This post is about an engrossing film produced in 2015 by a Syrian-Lebanese film-maker, Olga Naccache*, of the war on Syria, now in its 7th year. I just came across it thanks to a post on Facebook by Intibah Kadi. It is over one hour long, with English subtitles. It is gripping and many times elegiac. The music is vibrant. Continue reading
By AS’AD ABUKHALIL*
Lebanon often provided a venue for American and Western action films. In the 1950s and 1960s, it was a place of international intrigue and espionage where spies intersected with other spies, and where car chases on mountainous roads provided for good movie scenes. There were so many US and European movies shot in Lebanon in those times, with such titles: The Sell-out, Masquerade, Man on the Spying Trapeze, Agent 505, Embassy, among others. But that so-called peaceful Lebanon (where successive Israeli invasions and massacres don’t get a mention in Western movie accounts, and are rarely listed as the reason for undermining the old Lebanon—with all its flaws, inequities, and injustices) does not exist anymore. The Lebanese civil war provided a totally different venue for American action films that were to come in the 1980s. Continue reading
By EL JONES
We built this city
We built this city on land we stole
Built this city
Built this city on land we stole Continue reading

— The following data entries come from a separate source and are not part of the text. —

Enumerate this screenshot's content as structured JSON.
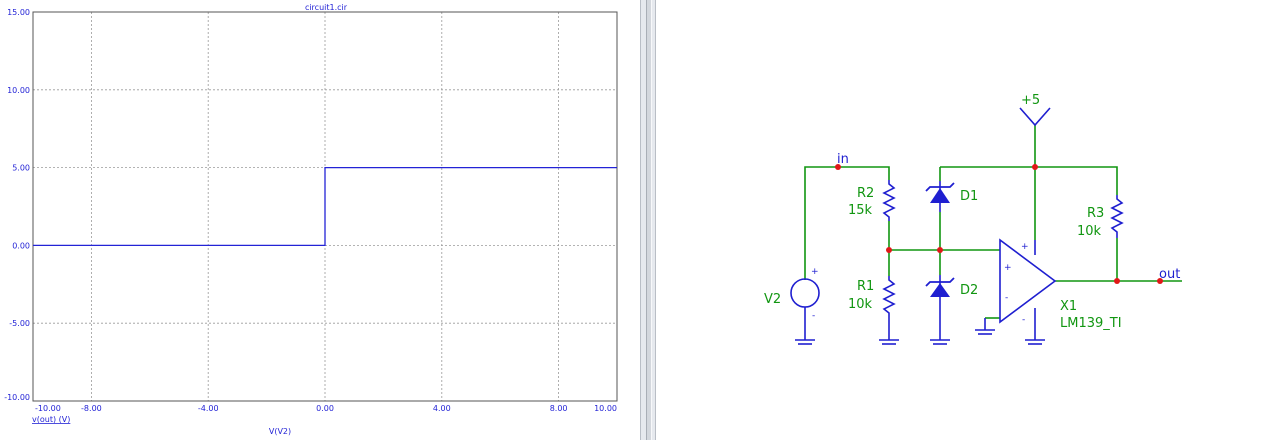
{
  "plot": {
    "title": "circuit1.cir",
    "trace_label": "v(out) (V)",
    "x_axis_label": "V(V2)",
    "trace_color": "#2323d6",
    "grid_color": "#9a9a9a",
    "text_color": "#2323d6"
  },
  "chart_data": {
    "type": "line",
    "title": "circuit1.cir",
    "xlabel": "V(V2)",
    "ylabel": "",
    "xlim": [
      -10,
      10
    ],
    "ylim": [
      -10,
      15
    ],
    "x_ticks": [
      -10,
      -8,
      -4,
      0,
      4,
      8,
      10
    ],
    "x_tick_labels": [
      "-10.00",
      "-8.00",
      "-4.00",
      "0.00",
      "4.00",
      "8.00",
      "10.00"
    ],
    "y_ticks": [
      -10,
      -5,
      0,
      5,
      10,
      15
    ],
    "y_tick_labels": [
      "-10.00",
      "-5.00",
      "0.00",
      "5.00",
      "10.00",
      "15.00"
    ],
    "grid": true,
    "series": [
      {
        "name": "v(out) (V)",
        "x": [
          -10,
          0,
          0,
          10
        ],
        "y": [
          0,
          0,
          5,
          5
        ]
      }
    ]
  },
  "schematic": {
    "supply_label": "+5",
    "net_in_label": "in",
    "net_out_label": "out",
    "r2": {
      "ref": "R2",
      "value": "15k"
    },
    "r1": {
      "ref": "R1",
      "value": "10k"
    },
    "r3": {
      "ref": "R3",
      "value": "10k"
    },
    "d1": {
      "ref": "D1"
    },
    "d2": {
      "ref": "D2"
    },
    "v2": {
      "ref": "V2"
    },
    "x1": {
      "ref": "X1",
      "value": "LM139_TI"
    },
    "plus_sign": "+",
    "minus_sign": "-",
    "wire_color": "#119611",
    "component_color": "#1f1fd0",
    "junction_color": "#e01818"
  }
}
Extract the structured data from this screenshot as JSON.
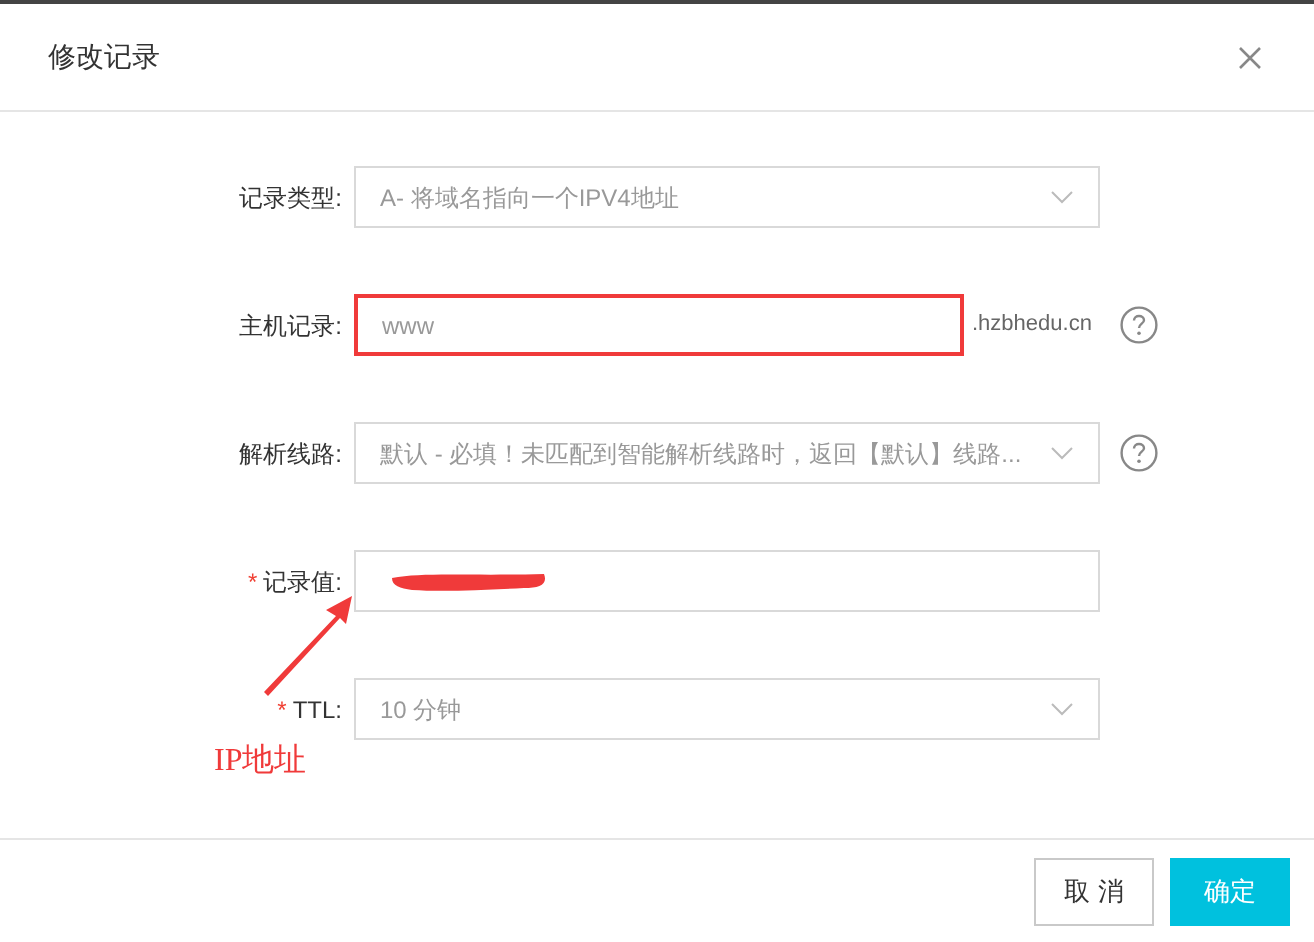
{
  "dialog": {
    "title": "修改记录"
  },
  "fields": [
    {
      "kind": "select",
      "label": "记录类型:",
      "value": "A- 将域名指向一个IPV4地址",
      "help": false,
      "highlighted": false
    },
    {
      "kind": "input",
      "label": "主机记录:",
      "value": "www",
      "suffix": ".hzbhedu.cn",
      "help": true,
      "highlighted": true
    },
    {
      "kind": "select",
      "label": "解析线路:",
      "value": "默认 - 必填！未匹配到智能解析线路时，返回【默认】线路...",
      "help": true,
      "highlighted": false
    },
    {
      "kind": "input",
      "label": "记录值:",
      "required_mark": "*",
      "redacted": true,
      "help": false,
      "highlighted": false
    },
    {
      "kind": "select",
      "label": "TTL:",
      "required_mark": "*",
      "value": "10 分钟",
      "help": false,
      "highlighted": false
    }
  ],
  "annotation": {
    "text": "IP地址"
  },
  "buttons": [
    {
      "label": "取 消",
      "kind": "secondary"
    },
    {
      "label": "确定",
      "kind": "primary"
    }
  ]
}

Monument to those interned at the Castle Mountain camp in Alberta.
Monuments in Saskatchewan (left) and Alberta to the people unjustly interned by the Canadian government during World War One, reminders of the repression at home that accompanies imperialist war abroad.
Today we will hear a lot about Remembrance Day and what to remember on Remembrance Day. For instance, we are told that Canada’s Prime Minister, Justin Trudeau, will be in Paris, France for a special 100th anniversary Armistice Day service followed by a “Peace Forum.” British Prime Minister Teresa May, Belgian Prime Minister Charles Michel, U.S. President Donald Trump and “more than 70 other world leaders” are also invited. The “Peace Forum” will discuss “issues of international security.” Continue reading
The Man Booker rules make submissions from small publishers very tricky because of the size of the print run required and the amount of money that involves. Because of this, a win can be a drain rather than a boost, and costs can outstrip sales if you don’t win.
Jean-Paul Sartre (centre) dining in Paris with filmmaker Claude Lanzmann (left) and Simone de Beauvoir in 1964 | Bettmann/Corbis
On October 10, 1964, the French existential philosopher Jean-Paul Sartre rejected the Nobel Prize for literature. Continue reading
The supranational oligopolies that control the economies of North America and seek global hegemony have tightened the screws of their domination over the peoples of the U.S., Mexico and Canada. The changes to the North American Free Trade Agreement (NAFTA) in becoming the U.S. Mexico Canada Agreement (USMCA) have both strengthened and loosened the rules of international trade on the continent to favour the most powerful oligarchs. Continue reading